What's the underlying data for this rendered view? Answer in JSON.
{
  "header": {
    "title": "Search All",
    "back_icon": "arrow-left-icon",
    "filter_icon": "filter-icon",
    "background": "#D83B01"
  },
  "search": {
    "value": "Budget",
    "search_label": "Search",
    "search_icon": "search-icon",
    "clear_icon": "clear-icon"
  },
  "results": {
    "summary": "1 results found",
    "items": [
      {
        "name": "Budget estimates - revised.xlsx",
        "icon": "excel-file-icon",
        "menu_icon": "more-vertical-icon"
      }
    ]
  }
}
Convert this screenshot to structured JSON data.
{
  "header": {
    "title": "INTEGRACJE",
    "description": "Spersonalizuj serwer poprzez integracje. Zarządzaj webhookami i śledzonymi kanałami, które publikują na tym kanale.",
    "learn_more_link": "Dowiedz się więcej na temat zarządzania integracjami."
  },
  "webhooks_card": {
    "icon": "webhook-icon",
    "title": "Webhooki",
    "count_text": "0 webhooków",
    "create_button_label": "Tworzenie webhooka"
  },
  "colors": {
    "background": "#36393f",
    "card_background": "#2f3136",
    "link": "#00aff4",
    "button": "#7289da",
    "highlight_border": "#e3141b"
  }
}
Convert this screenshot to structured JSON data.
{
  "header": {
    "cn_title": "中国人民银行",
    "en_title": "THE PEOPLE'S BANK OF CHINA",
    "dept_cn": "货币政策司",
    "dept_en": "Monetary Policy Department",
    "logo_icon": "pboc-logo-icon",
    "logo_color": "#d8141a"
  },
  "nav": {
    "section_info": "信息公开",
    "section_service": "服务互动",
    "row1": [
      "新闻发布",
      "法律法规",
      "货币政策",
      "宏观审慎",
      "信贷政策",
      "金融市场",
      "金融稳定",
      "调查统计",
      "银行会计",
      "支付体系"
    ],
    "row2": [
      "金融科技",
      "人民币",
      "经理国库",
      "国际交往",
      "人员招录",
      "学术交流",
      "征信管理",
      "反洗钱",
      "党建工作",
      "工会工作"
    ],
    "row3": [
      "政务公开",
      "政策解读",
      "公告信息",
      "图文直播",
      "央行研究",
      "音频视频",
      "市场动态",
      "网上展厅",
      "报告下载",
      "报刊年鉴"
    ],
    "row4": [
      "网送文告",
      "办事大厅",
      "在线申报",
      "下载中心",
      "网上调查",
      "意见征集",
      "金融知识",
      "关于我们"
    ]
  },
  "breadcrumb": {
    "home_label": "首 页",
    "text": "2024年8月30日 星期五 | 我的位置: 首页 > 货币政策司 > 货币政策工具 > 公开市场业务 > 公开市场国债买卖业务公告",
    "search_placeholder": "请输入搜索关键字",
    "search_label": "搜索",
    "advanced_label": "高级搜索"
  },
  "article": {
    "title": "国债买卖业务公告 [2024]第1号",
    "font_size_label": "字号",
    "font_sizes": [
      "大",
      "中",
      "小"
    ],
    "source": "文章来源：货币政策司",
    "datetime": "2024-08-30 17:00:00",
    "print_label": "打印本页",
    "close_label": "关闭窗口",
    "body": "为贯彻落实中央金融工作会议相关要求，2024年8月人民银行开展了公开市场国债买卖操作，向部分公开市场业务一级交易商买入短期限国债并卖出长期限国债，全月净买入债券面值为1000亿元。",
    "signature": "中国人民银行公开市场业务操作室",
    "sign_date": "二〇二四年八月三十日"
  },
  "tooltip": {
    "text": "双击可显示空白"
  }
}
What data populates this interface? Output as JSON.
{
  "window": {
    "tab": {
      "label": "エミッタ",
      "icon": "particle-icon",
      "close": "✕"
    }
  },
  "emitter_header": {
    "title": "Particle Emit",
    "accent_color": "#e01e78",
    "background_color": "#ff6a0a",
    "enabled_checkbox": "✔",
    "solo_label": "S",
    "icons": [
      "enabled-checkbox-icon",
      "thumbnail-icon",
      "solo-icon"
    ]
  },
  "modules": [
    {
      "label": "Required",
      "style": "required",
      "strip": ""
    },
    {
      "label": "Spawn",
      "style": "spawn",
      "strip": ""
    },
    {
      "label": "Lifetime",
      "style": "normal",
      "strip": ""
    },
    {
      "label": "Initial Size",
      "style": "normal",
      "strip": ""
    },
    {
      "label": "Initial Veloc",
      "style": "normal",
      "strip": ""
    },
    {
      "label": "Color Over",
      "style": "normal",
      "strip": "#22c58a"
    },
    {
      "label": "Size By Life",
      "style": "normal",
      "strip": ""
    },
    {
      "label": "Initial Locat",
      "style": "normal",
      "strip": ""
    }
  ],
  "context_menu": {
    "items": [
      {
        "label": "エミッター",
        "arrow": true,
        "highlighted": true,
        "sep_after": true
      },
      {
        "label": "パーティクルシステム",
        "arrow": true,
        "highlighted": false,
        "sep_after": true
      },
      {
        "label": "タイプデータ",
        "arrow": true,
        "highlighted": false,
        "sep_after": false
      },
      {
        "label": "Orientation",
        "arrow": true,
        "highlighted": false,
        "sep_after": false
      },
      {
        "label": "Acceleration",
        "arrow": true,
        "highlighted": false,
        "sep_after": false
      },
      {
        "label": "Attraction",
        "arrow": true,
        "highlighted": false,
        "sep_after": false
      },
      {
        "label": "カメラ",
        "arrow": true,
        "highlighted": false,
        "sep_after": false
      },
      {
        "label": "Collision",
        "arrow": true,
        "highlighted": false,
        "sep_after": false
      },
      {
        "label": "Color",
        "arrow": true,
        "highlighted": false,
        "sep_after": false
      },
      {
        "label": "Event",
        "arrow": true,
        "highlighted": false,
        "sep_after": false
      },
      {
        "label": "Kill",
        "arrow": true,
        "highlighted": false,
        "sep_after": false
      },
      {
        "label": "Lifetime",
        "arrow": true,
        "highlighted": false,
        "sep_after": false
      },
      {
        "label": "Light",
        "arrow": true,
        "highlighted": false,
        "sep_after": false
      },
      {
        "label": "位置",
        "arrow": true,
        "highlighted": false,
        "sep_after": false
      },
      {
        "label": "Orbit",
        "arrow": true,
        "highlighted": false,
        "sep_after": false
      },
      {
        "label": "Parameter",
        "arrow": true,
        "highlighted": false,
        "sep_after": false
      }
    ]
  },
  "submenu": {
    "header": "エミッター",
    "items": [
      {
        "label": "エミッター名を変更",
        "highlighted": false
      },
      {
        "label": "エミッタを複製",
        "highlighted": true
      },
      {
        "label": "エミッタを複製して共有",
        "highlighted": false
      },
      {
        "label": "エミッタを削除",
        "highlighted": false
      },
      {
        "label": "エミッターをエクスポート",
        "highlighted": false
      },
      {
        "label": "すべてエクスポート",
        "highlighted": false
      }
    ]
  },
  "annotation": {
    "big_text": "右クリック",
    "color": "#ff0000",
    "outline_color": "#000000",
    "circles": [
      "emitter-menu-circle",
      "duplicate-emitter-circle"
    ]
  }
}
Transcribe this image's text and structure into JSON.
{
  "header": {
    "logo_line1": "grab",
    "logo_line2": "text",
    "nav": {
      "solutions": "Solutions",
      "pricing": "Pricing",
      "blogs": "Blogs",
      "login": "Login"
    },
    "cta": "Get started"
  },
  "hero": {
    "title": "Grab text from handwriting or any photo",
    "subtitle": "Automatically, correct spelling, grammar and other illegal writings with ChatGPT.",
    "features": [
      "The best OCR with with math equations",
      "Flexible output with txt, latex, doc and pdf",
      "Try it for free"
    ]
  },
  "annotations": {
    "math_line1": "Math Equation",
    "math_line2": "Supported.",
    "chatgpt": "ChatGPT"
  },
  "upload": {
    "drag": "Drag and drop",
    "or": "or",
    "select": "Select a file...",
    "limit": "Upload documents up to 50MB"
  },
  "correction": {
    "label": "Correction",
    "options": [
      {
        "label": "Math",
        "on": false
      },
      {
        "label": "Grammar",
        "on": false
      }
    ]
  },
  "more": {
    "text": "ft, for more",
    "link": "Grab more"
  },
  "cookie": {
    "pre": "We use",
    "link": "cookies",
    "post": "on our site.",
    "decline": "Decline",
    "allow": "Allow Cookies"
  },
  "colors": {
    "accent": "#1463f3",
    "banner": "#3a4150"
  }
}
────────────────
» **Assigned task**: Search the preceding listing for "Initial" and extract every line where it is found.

» **Task response**:
      "label": "Initial Size",
      "label": "Initial Veloc",
      "label": "Initial Locat",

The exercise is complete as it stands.